• [WORK TO BE COMPLETED] Go line by line through the entries below and copy those containing the string "subtitle".

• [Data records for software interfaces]
§

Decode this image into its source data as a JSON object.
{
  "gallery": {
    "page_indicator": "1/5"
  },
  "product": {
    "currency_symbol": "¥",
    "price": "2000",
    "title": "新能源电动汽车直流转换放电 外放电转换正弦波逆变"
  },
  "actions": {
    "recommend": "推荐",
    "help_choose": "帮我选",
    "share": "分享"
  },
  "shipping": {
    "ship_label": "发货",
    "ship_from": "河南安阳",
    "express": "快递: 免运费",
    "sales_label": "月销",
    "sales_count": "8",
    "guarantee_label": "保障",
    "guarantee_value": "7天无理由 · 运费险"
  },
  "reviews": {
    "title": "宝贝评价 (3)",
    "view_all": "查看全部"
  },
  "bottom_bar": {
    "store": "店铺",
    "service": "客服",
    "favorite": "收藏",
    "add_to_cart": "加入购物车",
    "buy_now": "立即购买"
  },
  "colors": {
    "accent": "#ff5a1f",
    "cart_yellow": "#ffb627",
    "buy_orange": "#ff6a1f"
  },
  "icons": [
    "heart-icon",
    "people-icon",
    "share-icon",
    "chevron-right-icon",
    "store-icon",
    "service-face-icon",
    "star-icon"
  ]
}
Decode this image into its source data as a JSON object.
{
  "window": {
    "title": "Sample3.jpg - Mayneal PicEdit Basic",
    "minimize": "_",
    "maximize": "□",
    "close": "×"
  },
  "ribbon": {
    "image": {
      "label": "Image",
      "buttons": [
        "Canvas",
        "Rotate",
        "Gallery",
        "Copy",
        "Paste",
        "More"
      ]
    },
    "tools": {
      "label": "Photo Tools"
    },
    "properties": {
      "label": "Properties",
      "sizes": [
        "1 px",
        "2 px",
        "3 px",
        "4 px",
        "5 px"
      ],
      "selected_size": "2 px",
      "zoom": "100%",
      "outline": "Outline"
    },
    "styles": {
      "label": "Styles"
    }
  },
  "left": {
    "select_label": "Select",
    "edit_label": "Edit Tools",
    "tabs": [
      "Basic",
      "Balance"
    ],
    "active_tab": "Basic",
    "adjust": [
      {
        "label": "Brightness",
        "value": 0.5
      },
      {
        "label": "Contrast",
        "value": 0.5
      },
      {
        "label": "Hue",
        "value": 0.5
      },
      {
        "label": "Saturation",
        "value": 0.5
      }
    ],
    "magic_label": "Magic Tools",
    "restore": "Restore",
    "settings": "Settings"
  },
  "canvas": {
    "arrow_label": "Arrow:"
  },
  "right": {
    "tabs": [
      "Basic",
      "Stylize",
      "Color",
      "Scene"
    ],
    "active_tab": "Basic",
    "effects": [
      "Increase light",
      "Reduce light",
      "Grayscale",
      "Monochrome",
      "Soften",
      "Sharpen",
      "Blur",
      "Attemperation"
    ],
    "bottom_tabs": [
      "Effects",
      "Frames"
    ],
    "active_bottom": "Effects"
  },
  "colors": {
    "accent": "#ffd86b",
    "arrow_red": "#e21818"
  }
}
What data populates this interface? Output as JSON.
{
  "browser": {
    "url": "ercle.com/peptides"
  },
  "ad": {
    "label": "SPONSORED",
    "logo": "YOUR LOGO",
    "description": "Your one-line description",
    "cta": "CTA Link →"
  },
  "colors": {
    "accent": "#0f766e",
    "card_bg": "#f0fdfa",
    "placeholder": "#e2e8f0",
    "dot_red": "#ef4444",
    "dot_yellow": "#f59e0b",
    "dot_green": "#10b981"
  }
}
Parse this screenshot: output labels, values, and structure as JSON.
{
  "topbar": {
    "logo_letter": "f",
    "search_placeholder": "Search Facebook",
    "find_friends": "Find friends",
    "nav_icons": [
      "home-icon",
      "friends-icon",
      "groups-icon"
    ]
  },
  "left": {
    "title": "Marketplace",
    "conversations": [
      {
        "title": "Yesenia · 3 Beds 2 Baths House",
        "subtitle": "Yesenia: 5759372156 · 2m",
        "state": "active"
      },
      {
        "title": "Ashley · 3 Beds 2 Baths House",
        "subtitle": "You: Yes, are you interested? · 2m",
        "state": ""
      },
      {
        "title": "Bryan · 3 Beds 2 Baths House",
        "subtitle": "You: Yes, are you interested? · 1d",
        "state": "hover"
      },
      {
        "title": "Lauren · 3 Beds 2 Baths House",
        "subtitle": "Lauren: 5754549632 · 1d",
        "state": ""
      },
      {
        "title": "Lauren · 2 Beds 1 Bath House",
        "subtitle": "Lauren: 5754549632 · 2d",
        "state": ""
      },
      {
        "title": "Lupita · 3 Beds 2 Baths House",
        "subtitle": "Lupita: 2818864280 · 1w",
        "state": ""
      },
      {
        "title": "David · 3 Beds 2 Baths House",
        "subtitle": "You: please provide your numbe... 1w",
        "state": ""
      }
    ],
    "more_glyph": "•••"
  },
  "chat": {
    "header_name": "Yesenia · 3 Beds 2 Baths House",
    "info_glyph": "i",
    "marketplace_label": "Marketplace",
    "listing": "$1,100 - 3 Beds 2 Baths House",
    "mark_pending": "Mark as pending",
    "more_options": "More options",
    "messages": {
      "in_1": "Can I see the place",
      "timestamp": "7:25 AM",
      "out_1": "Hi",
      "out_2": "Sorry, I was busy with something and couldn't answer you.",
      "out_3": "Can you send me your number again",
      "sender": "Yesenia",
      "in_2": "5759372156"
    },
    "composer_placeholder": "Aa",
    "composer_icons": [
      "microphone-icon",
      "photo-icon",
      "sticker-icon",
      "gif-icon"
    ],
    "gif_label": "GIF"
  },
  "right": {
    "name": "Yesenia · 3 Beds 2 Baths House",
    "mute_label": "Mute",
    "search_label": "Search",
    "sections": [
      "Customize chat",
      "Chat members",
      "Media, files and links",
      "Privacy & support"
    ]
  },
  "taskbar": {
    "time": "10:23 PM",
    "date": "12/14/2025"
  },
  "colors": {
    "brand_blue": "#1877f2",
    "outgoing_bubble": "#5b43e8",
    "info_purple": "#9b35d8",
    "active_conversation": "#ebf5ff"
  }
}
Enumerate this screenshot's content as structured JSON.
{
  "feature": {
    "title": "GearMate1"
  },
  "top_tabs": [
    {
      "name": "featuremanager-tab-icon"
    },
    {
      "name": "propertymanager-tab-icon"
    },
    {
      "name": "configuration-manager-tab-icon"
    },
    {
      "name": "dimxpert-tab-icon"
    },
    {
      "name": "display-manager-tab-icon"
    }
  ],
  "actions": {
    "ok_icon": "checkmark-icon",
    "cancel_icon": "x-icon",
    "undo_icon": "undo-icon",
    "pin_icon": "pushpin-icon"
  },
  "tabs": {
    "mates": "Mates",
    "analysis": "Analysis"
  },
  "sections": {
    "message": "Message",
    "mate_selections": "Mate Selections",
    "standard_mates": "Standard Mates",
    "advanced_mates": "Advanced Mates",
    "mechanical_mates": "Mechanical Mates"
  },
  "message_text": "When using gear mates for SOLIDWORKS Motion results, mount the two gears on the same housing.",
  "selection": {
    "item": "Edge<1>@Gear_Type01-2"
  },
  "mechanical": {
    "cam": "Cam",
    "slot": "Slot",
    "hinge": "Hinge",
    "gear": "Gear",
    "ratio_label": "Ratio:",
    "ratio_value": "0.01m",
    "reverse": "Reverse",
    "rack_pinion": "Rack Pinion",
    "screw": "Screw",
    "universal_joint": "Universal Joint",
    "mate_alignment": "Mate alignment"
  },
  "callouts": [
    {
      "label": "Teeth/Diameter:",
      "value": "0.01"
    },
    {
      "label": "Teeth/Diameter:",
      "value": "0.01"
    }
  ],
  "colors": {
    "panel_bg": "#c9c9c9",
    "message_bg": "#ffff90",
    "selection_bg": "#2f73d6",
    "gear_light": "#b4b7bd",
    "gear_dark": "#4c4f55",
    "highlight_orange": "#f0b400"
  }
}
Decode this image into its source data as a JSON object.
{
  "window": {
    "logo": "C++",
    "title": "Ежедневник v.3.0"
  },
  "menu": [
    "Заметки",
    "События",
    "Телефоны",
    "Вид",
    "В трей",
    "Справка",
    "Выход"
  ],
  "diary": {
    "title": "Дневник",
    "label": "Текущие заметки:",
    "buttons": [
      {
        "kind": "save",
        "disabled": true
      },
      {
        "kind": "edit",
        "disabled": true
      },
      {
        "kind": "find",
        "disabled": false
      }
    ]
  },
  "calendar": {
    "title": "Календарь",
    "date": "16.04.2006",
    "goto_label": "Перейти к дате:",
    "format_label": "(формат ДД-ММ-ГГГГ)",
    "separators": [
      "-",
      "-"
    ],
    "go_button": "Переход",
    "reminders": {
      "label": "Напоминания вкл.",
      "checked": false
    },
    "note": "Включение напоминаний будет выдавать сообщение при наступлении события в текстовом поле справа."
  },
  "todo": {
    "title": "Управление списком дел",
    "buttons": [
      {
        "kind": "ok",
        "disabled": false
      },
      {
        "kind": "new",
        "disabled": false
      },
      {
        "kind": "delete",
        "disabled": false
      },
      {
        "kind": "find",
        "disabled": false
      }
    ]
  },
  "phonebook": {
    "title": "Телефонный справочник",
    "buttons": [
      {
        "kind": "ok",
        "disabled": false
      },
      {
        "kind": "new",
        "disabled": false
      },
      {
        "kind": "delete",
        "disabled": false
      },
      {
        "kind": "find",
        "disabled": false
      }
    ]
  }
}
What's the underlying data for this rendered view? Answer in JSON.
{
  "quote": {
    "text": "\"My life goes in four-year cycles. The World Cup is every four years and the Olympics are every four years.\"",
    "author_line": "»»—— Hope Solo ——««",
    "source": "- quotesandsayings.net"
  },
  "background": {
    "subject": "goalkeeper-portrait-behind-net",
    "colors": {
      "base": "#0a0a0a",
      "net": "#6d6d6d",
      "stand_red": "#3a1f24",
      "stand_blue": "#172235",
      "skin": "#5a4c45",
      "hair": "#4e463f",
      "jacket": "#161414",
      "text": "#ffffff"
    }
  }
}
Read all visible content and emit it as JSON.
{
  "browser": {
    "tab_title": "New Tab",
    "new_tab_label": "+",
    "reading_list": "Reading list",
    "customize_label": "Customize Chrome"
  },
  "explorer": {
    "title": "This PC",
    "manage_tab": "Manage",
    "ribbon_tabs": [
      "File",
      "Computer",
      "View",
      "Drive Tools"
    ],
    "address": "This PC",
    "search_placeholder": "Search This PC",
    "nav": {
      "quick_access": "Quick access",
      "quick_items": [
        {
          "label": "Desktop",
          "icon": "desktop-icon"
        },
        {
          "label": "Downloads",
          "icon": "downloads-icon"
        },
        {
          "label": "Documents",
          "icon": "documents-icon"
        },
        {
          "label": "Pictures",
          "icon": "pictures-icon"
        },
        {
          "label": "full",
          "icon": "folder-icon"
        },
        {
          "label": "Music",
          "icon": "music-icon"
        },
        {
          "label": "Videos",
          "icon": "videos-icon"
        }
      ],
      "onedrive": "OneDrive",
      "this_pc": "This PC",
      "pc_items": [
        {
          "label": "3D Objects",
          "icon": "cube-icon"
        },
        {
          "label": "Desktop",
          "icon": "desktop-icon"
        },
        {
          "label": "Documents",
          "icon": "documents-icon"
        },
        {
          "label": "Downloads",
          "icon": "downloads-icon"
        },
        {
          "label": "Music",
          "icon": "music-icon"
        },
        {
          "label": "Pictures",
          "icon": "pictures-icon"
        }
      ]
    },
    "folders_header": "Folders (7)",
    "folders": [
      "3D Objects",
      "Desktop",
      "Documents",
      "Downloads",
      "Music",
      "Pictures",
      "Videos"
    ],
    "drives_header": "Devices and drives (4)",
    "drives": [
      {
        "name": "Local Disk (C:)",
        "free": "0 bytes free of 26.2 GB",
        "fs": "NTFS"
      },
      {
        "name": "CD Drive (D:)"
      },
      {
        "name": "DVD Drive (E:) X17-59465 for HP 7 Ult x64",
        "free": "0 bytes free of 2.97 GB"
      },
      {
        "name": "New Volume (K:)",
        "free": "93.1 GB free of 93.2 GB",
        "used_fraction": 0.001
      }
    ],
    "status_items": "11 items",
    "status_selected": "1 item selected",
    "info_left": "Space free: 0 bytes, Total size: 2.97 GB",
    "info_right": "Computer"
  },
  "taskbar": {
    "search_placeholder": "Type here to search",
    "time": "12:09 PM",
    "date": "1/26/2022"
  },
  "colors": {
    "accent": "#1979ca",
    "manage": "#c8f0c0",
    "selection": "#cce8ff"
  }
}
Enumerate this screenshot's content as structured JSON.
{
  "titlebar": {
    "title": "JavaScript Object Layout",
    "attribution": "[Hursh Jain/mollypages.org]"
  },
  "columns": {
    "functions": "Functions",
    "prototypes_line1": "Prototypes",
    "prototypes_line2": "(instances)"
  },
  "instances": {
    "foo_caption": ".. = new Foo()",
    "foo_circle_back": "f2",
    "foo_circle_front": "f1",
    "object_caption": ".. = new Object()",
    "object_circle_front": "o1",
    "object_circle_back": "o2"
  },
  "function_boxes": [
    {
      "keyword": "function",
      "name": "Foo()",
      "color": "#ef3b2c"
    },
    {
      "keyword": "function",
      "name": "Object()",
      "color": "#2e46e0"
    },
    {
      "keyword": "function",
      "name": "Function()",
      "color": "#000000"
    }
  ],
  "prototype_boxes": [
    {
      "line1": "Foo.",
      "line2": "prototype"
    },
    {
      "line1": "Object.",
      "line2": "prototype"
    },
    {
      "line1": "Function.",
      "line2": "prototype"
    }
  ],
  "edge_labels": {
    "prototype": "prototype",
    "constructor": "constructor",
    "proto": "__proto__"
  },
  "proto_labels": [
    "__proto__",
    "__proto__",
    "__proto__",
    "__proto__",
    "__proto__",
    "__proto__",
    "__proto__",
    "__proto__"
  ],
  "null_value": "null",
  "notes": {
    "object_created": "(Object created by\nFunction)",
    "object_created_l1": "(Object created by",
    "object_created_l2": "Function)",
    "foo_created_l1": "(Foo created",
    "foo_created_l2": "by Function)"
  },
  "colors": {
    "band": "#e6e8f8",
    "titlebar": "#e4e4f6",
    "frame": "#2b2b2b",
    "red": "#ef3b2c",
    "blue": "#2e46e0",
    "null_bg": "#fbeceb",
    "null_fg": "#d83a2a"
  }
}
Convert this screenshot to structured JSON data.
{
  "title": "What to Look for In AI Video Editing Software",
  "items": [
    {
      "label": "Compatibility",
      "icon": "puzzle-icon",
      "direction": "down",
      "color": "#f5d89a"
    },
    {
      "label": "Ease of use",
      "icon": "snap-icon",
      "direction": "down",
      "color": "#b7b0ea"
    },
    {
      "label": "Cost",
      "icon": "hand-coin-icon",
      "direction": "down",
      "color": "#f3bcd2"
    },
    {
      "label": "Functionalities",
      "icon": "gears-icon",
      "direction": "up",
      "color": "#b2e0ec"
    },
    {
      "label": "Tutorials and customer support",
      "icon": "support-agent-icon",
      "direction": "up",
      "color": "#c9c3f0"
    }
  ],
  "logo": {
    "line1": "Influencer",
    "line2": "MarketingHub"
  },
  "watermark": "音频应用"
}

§

• [EXERCISE OUTPUT]
        "subtitle": "Yesenia: 5759372156 · 2m",
        "subtitle": "You: Yes, are you interested? · 2m",
        "subtitle": "You: Yes, are you interested? · 1d",
        "subtitle": "Lauren: 5754549632 · 1d",
        "subtitle": "Lauren: 5754549632 · 2d",
        "subtitle": "Lupita: 2818864280 · 1w",
        "subtitle": "You: please provide your numbe... 1w",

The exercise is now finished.